Message from the New Haven Section Chair


CHAIR MESSAGE – NOVEMBER 2018

Do you know the difference between a fairy tale and a war story? The fairy tale begins ‘Once upon a time’ and the war story starts ‘This is no *!#@$%, it really happened to me’. Trading war stories has long been an informal way to pass along information within a group of people. The process is timeless, from a caveman telling tales of his latest successful hunt around the fire up to today’s person telling his dinner companions how his feats of accounting derring-do kept the company in business. So you can see, the exchange can take place during coffee breaks, after-work gatherings involving adult beverages (beer call!), or yes even at ASQ meetings. To determine if war stories are being told look for the following signs: one experienced (read that as older) person surrounded by three or four younger people; a significant amount of hand gestures on the part of the experienced person, and the occasional rolling of eyes by the younger participants. If you see these indicators across a room, it is safe to assume that war stories are being told, even if you can’t actually hear what is being said.
I think that organizations should encourage the trading of war stories. It is especially critical if your business is going through a phase where many of your senior employees are retiring. We should follow procedures, but we all know there are times when the procedures let us down. How do you handle that difficult customer or supplier situation? What do you do when it’s the end of the month/quarter/year and you receive a batch of critical parts that don’t quite meet the specs? What works in those crucial circumstances and what doesn’t? War stories are an important learning tool for any organization. Would you rather learn by sitting in a classroom and watching PowerPoint slides, or talk with someone who has been there and done that?

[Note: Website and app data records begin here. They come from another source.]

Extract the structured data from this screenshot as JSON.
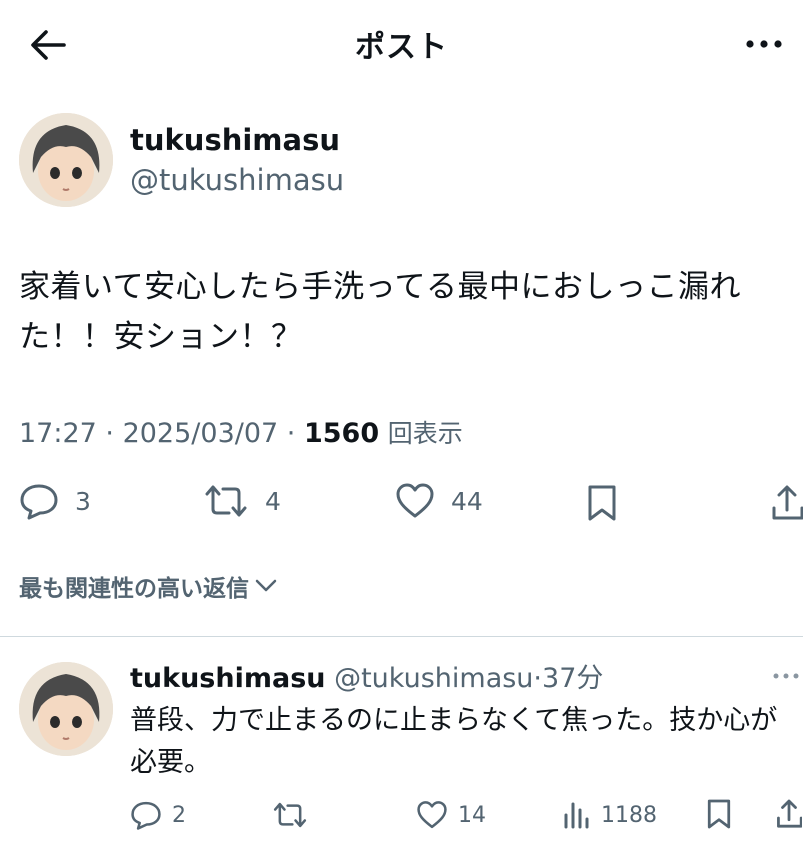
{
  "header": {
    "title": "ポスト"
  },
  "post": {
    "display_name": "tukushimasu",
    "handle": "@tukushimasu",
    "text": "家着いて安心したら手洗ってる最中におしっこ漏れた！！安ション！？",
    "time": "17:27",
    "date": "2025/03/07",
    "views": "1560",
    "views_label": "回表示",
    "replies": "3",
    "reposts": "4",
    "likes": "44"
  },
  "relevant": {
    "label": "最も関連性の高い返信"
  },
  "reply": {
    "display_name": "tukushimasu",
    "handle": "@tukushimasu",
    "elapsed": "37分",
    "text": "普段、力で止まるのに止まらなくて焦った。技か心が必要。",
    "replies": "2",
    "likes": "14",
    "views": "1188"
  },
  "icons": {
    "back": "arrow-left-icon",
    "more": "more-horizontal-icon",
    "reply": "reply-bubble-icon",
    "repost": "repost-icon",
    "like": "heart-icon",
    "bookmark": "bookmark-icon",
    "share": "share-icon",
    "views": "bar-chart-icon",
    "chevron": "chevron-down-icon"
  },
  "colors": {
    "text": "#0f1419",
    "secondary": "#536471",
    "divider": "#cfd9de"
  }
}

Both methods can be effective at imparting information, but by using storytelling to pass along ‘tribal knowledge’, our caveman ancestors would be proud to know that we are keeping the tradition alive.


--Bill Folsom, Chair, New Haven ASQ